One of the things you notice about 186,000 is its great use of what isn’t there. The performers take their time before moving, they take a breath before speaking. A piece of theatre can labour under its silence, but here the use of silence is wonderfully balanced. It’s less that the work has pace, but more that it has a palpable rhythm.
Indeed the cyclic nature of those first scenes might not be apparent at first, but it’s there. The performers move without fret, a gentle holding pattern. A sign says, ‘Motel’. The backdrop is something from a Western, wide open Arizona scenery or some such, a necessary stop on the way to some other destination. The music twangs, then again, and then again, as the performers slowly make their way around the space. And then again.
Words are eventually spoken, but first they’re televised, via a screen at one side of the stage. 186,000 has many moving parts, but the main thread is the act of ‘coming out’ – first to oneself in figuring out where you feel you identify, and second in articulating that to the outside world.
One of the qualities of playwright, Kerith Manderson-Galvin’s text is how organically she treats her material. When a quote on screen mentions the act of giving oneself a label, the phrase ‘your criteria’ needs no emphasis for it to land as an indictment. The sleight of hand Kerith pulls off is being able to suggest the political without upsetting what is at its heart an intimate and compelling work of creative verbatim theatre.
There’s many beautiful moments, chaotic elements, shapes and other explorations that play themselves out. In the last scenes, the cast clad themselves in archetypes in what is a terrific reveal, before the most unlikely moment you would ever find in a desert. 186,000 ends with cacophonous music reminiscent of Kate Bush’s, Jig of Life. A hopeful place to find oneself. 186,000 was a thoroughly original work. Quite remarkable.
Richmond Theatrette, 415 Church Street, Richmond

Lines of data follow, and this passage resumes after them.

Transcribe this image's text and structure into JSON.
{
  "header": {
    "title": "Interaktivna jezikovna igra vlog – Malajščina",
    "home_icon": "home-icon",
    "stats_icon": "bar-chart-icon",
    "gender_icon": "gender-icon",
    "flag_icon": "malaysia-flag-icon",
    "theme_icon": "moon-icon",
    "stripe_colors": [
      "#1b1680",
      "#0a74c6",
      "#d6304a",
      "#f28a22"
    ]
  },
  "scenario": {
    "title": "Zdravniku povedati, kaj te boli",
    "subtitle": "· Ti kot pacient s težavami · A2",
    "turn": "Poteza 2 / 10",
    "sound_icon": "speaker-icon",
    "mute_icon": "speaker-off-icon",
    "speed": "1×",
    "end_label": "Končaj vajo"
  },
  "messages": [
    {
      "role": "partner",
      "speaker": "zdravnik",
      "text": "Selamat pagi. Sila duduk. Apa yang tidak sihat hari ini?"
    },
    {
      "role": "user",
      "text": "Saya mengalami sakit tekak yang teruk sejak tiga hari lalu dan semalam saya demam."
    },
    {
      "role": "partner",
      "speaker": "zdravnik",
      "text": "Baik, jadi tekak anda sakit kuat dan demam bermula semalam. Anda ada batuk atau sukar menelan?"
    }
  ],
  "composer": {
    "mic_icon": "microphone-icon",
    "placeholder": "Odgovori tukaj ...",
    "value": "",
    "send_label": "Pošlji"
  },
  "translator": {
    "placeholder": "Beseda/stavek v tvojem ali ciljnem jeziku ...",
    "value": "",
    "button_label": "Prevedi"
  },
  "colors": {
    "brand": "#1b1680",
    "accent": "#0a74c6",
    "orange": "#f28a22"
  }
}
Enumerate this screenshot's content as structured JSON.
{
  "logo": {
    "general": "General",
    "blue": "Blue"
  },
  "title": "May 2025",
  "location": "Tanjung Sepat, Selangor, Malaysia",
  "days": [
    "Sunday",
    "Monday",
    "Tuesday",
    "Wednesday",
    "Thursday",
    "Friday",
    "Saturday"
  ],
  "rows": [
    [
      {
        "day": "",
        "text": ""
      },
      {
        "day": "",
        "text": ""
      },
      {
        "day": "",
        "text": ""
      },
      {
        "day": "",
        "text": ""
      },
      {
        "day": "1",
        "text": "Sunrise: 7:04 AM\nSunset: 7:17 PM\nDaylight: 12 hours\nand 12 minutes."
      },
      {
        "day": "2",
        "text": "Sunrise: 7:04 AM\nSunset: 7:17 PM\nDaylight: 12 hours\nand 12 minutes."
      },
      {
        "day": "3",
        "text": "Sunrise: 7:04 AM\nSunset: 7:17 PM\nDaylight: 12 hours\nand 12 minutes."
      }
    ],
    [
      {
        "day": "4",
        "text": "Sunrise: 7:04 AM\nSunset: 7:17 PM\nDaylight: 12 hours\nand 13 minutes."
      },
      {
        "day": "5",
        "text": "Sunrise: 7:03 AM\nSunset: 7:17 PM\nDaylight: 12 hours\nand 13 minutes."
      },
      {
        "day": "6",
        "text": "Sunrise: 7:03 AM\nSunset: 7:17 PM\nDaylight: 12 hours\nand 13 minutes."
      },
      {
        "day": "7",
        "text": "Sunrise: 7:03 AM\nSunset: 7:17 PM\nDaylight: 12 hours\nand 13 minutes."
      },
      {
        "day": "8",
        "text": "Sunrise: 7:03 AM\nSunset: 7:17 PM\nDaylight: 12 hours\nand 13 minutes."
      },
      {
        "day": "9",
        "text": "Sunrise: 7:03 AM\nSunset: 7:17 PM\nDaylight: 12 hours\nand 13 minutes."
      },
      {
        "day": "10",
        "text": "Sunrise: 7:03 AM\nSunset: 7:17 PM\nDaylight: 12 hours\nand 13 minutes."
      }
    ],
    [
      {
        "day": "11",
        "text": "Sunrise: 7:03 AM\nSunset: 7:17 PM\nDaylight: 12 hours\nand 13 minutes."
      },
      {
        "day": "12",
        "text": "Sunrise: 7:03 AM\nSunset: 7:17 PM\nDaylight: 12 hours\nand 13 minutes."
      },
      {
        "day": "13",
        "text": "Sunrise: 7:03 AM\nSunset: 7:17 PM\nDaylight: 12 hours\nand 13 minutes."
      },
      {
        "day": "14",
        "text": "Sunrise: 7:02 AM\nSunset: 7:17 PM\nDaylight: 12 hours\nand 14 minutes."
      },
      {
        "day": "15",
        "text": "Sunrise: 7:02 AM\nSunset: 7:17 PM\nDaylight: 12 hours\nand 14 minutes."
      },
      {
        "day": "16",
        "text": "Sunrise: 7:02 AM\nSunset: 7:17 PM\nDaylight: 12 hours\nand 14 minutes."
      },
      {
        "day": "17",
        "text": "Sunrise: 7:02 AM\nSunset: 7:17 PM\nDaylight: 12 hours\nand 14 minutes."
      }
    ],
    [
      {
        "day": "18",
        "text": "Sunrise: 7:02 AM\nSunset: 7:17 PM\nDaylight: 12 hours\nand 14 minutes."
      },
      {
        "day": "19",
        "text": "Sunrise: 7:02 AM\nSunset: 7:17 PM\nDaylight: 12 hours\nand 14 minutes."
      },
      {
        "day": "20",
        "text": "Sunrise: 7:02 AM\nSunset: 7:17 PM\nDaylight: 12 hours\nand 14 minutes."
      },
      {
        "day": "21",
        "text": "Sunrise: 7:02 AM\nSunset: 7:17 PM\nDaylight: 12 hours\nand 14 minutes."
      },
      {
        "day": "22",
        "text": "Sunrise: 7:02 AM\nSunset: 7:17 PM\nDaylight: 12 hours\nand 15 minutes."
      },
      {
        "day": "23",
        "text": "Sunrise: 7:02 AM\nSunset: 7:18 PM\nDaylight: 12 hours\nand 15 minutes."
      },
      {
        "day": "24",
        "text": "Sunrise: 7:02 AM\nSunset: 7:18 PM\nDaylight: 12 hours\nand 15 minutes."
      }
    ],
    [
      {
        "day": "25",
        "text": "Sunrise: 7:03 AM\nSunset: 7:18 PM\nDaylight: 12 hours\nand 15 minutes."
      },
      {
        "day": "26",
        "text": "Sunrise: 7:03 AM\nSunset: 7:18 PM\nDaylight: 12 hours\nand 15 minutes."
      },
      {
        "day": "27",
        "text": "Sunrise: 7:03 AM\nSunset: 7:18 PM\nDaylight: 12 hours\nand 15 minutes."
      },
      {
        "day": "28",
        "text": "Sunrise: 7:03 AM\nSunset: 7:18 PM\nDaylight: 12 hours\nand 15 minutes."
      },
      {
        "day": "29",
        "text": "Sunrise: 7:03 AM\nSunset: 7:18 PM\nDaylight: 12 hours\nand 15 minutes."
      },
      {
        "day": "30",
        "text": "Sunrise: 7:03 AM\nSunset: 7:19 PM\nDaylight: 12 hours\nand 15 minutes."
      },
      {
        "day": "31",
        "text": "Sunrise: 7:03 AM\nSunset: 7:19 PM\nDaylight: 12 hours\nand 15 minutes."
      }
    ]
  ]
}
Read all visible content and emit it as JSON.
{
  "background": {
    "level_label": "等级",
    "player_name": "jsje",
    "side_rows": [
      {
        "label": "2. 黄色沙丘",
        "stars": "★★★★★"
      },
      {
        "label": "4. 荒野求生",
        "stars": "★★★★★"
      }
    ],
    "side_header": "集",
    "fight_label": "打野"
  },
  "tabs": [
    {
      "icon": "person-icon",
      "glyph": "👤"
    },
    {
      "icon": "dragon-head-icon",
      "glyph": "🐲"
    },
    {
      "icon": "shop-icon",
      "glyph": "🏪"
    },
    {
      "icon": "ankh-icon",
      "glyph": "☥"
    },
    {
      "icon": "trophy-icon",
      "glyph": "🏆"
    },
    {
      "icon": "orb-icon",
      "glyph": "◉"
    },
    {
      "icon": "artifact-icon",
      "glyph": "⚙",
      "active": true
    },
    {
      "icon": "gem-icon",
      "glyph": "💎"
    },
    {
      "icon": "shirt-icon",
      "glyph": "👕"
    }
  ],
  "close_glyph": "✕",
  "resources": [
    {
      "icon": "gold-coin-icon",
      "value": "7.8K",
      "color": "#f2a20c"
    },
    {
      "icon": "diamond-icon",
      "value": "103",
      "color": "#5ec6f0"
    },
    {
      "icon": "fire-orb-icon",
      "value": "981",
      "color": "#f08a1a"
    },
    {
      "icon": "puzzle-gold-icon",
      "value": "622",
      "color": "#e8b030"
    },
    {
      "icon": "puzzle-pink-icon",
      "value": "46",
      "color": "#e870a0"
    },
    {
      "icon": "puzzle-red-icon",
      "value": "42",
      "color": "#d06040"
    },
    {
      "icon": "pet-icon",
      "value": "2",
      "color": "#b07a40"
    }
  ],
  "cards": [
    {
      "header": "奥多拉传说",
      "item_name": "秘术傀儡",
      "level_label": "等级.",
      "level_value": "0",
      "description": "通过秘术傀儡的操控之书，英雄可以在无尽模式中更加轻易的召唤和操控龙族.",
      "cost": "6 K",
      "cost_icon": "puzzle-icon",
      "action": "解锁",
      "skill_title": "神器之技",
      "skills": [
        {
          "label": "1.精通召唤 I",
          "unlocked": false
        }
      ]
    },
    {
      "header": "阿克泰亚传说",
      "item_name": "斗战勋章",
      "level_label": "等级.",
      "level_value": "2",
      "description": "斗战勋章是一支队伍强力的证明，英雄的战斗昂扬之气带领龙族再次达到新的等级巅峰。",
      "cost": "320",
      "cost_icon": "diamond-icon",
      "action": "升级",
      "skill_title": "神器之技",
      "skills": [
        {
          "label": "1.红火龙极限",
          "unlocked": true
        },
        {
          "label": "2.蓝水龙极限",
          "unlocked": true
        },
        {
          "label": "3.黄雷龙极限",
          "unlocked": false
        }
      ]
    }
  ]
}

Performance: Thursday 8 December 2016 – 7.30pm
Season continues to 17 December 2016
For more information, visit: www.mka.org.au for details.
Image: courtesy of MKA
Review: David Collins